## What the task asks
Quote every line of the material beneath this one.

## Information
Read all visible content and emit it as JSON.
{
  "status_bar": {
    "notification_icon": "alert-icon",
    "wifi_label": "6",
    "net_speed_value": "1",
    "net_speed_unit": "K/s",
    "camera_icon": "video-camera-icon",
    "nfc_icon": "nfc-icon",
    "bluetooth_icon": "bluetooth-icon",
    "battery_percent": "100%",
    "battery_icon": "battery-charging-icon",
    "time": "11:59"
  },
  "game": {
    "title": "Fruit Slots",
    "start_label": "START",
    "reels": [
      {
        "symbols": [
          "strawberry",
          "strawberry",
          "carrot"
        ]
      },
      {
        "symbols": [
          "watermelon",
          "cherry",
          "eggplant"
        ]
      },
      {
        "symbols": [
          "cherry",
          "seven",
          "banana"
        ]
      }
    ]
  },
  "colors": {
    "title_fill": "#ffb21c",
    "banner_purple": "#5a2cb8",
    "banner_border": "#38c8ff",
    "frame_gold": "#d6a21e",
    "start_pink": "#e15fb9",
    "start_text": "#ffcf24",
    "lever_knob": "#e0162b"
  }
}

## Exercise response
Read all visible content and emit it as JSON.
{
  "status_bar": {
    "notification_icon": "alert-icon",
    "wifi_label": "6",
    "net_speed_value": "1",
    "net_speed_unit": "K/s",
    "camera_icon": "video-camera-icon",
    "nfc_icon": "nfc-icon",
    "bluetooth_icon": "bluetooth-icon",
    "battery_percent": "100%",
    "battery_icon": "battery-charging-icon",
    "time": "11:59"
  },
  "game": {
    "title": "Fruit Slots",
    "start_label": "START",
    "reels": [
      {
        "symbols": [
          "strawberry",
          "strawberry",
          "carrot"
        ]
      },
      {
        "symbols": [
          "watermelon",
          "cherry",
          "eggplant"
        ]
      },
      {
        "symbols": [
          "cherry",
          "seven",
          "banana"
        ]
      }
    ]
  },
  "colors": {
    "title_fill": "#ffb21c",
    "banner_purple": "#5a2cb8",
    "banner_border": "#38c8ff",
    "frame_gold": "#d6a21e",
    "start_pink": "#e15fb9",
    "start_text": "#ffcf24",
    "lever_knob": "#e0162b"
  }
}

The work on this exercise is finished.